→ Problem requirements
For the entries that follow, state how many lines include the word "icon", giving the number and nothing else.
[[ Records supplied, beginning ]]
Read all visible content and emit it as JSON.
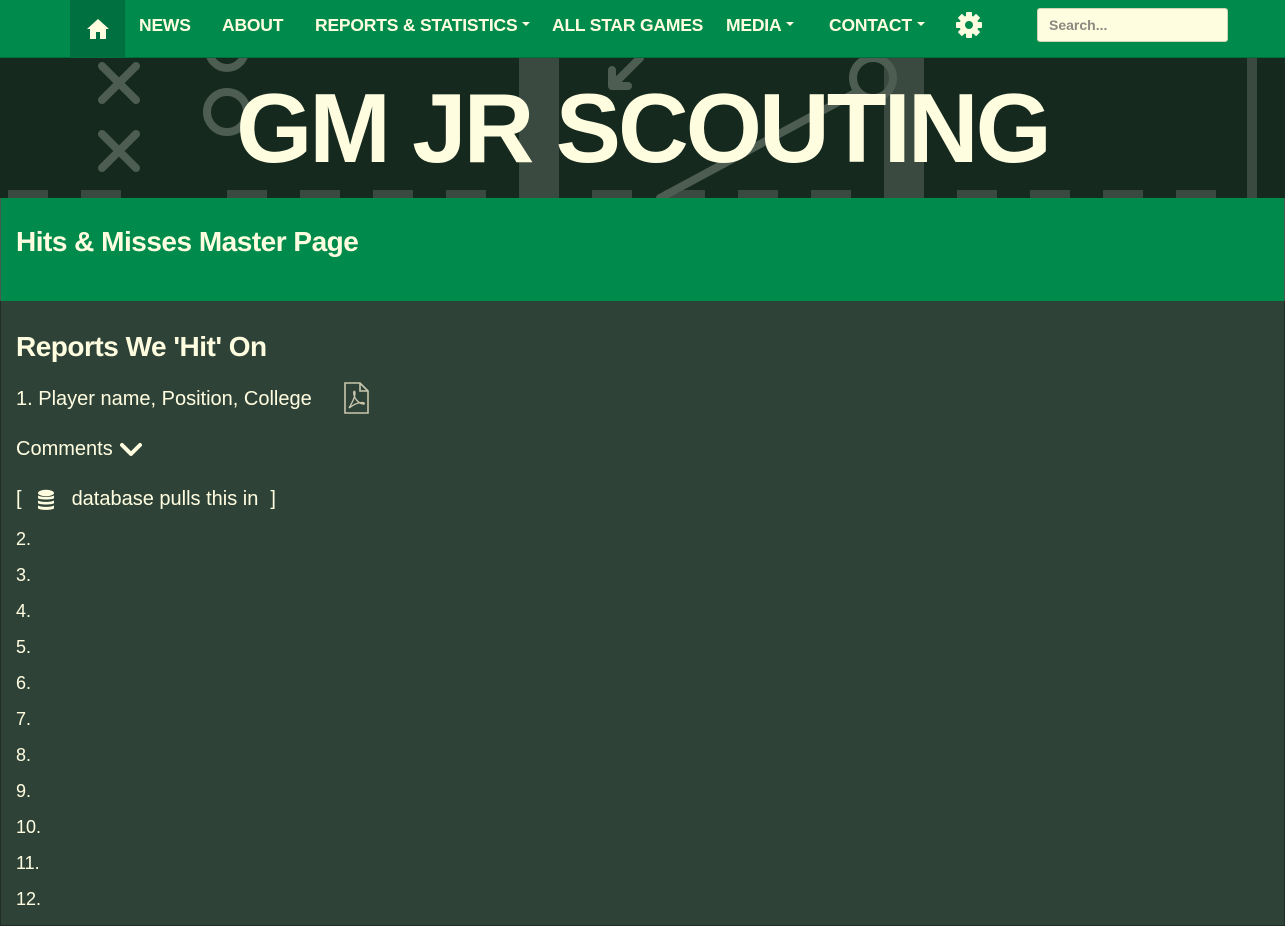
{
  "nav": {
    "home_icon": "home-icon",
    "items": [
      {
        "label": "NEWS",
        "dropdown": false
      },
      {
        "label": "ABOUT",
        "dropdown": false
      },
      {
        "label": "REPORTS & STATISTICS",
        "dropdown": true
      },
      {
        "label": "ALL STAR GAMES",
        "dropdown": false
      },
      {
        "label": "MEDIA",
        "dropdown": true
      },
      {
        "label": "CONTACT",
        "dropdown": true
      }
    ],
    "settings_icon": "gear-icon",
    "search_placeholder": "Search..."
  },
  "banner": {
    "site_title": "GM JR SCOUTING"
  },
  "page": {
    "title": "Hits & Misses Master Page"
  },
  "section": {
    "title": "Reports We 'Hit' On",
    "first_entry": "1. Player name, Position, College",
    "pdf_icon": "pdf-file-icon",
    "comments_label": "Comments",
    "comments_icon": "chevron-down-icon",
    "db_open": "[",
    "db_icon": "database-icon",
    "db_text": "database pulls this in",
    "db_close": "]",
    "numbers": [
      "2.",
      "3.",
      "4.",
      "5.",
      "6.",
      "7.",
      "8.",
      "9.",
      "10.",
      "11.",
      "12."
    ]
  },
  "colors": {
    "nav_green": "#008a4c",
    "home_active": "#017040",
    "banner_bg": "#16291e",
    "content_bg": "#2e4237",
    "text_cream": "#fffde0"
  }
}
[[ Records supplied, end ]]
→ Exercise output
5